▶ **Task requirements**
All of the data that follows should be output again without any alteration.

▶ **Records from a data collection**
· · · ·

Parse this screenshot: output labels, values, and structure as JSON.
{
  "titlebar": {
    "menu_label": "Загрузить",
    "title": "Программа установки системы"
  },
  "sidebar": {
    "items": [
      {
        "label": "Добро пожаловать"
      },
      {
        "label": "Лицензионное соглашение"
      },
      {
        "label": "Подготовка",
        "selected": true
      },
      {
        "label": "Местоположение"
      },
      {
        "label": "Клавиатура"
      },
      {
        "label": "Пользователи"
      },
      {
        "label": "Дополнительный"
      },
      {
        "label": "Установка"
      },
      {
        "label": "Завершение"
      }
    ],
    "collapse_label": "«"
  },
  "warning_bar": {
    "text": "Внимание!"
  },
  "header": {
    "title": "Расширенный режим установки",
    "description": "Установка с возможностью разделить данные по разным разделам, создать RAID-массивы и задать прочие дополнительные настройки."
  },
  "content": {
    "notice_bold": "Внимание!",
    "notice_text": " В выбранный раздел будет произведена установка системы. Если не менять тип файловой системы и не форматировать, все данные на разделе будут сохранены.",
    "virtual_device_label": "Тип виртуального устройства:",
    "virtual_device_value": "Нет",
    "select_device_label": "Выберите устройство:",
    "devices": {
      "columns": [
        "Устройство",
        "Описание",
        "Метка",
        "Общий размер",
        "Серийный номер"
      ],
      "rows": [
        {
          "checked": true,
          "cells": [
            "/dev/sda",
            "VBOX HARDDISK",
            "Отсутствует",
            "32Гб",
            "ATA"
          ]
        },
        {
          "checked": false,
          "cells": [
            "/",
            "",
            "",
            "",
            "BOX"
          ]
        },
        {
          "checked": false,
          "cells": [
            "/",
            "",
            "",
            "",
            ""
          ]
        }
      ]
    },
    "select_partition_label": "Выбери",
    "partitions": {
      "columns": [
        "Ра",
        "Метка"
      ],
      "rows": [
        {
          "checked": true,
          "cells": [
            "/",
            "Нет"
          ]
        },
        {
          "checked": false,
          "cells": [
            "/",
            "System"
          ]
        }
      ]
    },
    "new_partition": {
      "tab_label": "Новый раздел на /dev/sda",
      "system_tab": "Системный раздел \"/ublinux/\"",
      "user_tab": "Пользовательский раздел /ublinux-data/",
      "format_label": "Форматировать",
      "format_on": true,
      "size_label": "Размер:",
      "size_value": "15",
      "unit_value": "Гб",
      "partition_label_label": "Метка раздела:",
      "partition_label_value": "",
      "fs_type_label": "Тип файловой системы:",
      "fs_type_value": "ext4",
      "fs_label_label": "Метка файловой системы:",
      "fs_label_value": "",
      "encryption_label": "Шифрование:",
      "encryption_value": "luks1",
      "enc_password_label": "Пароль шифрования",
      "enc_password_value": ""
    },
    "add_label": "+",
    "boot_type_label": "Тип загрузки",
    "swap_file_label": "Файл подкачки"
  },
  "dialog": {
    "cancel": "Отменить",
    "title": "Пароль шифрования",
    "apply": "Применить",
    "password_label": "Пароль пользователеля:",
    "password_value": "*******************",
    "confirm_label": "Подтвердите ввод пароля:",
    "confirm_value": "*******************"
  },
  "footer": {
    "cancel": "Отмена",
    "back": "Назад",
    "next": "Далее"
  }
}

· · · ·

▶ **Written solution**
Parse this screenshot: output labels, values, and structure as JSON.
{
  "titlebar": {
    "menu_label": "Загрузить",
    "title": "Программа установки системы"
  },
  "sidebar": {
    "items": [
      {
        "label": "Добро пожаловать"
      },
      {
        "label": "Лицензионное соглашение"
      },
      {
        "label": "Подготовка",
        "selected": true
      },
      {
        "label": "Местоположение"
      },
      {
        "label": "Клавиатура"
      },
      {
        "label": "Пользователи"
      },
      {
        "label": "Дополнительный"
      },
      {
        "label": "Установка"
      },
      {
        "label": "Завершение"
      }
    ],
    "collapse_label": "«"
  },
  "warning_bar": {
    "text": "Внимание!"
  },
  "header": {
    "title": "Расширенный режим установки",
    "description": "Установка с возможностью разделить данные по разным разделам, создать RAID-массивы и задать прочие дополнительные настройки."
  },
  "content": {
    "notice_bold": "Внимание!",
    "notice_text": " В выбранный раздел будет произведена установка системы. Если не менять тип файловой системы и не форматировать, все данные на разделе будут сохранены.",
    "virtual_device_label": "Тип виртуального устройства:",
    "virtual_device_value": "Нет",
    "select_device_label": "Выберите устройство:",
    "devices": {
      "columns": [
        "Устройство",
        "Описание",
        "Метка",
        "Общий размер",
        "Серийный номер"
      ],
      "rows": [
        {
          "checked": true,
          "cells": [
            "/dev/sda",
            "VBOX HARDDISK",
            "Отсутствует",
            "32Гб",
            "ATA"
          ]
        },
        {
          "checked": false,
          "cells": [
            "/",
            "",
            "",
            "",
            "BOX"
          ]
        },
        {
          "checked": false,
          "cells": [
            "/",
            "",
            "",
            "",
            ""
          ]
        }
      ]
    },
    "select_partition_label": "Выбери",
    "partitions": {
      "columns": [
        "Ра",
        "Метка"
      ],
      "rows": [
        {
          "checked": true,
          "cells": [
            "/",
            "Нет"
          ]
        },
        {
          "checked": false,
          "cells": [
            "/",
            "System"
          ]
        }
      ]
    },
    "new_partition": {
      "tab_label": "Новый раздел на /dev/sda",
      "system_tab": "Системный раздел \"/ublinux/\"",
      "user_tab": "Пользовательский раздел /ublinux-data/",
      "format_label": "Форматировать",
      "format_on": true,
      "size_label": "Размер:",
      "size_value": "15",
      "unit_value": "Гб",
      "partition_label_label": "Метка раздела:",
      "partition_label_value": "",
      "fs_type_label": "Тип файловой системы:",
      "fs_type_value": "ext4",
      "fs_label_label": "Метка файловой системы:",
      "fs_label_value": "",
      "encryption_label": "Шифрование:",
      "encryption_value": "luks1",
      "enc_password_label": "Пароль шифрования",
      "enc_password_value": ""
    },
    "add_label": "+",
    "boot_type_label": "Тип загрузки",
    "swap_file_label": "Файл подкачки"
  },
  "dialog": {
    "cancel": "Отменить",
    "title": "Пароль шифрования",
    "apply": "Применить",
    "password_label": "Пароль пользователеля:",
    "password_value": "*******************",
    "confirm_label": "Подтвердите ввод пароля:",
    "confirm_value": "*******************"
  },
  "footer": {
    "cancel": "Отмена",
    "back": "Назад",
    "next": "Далее"
  }
}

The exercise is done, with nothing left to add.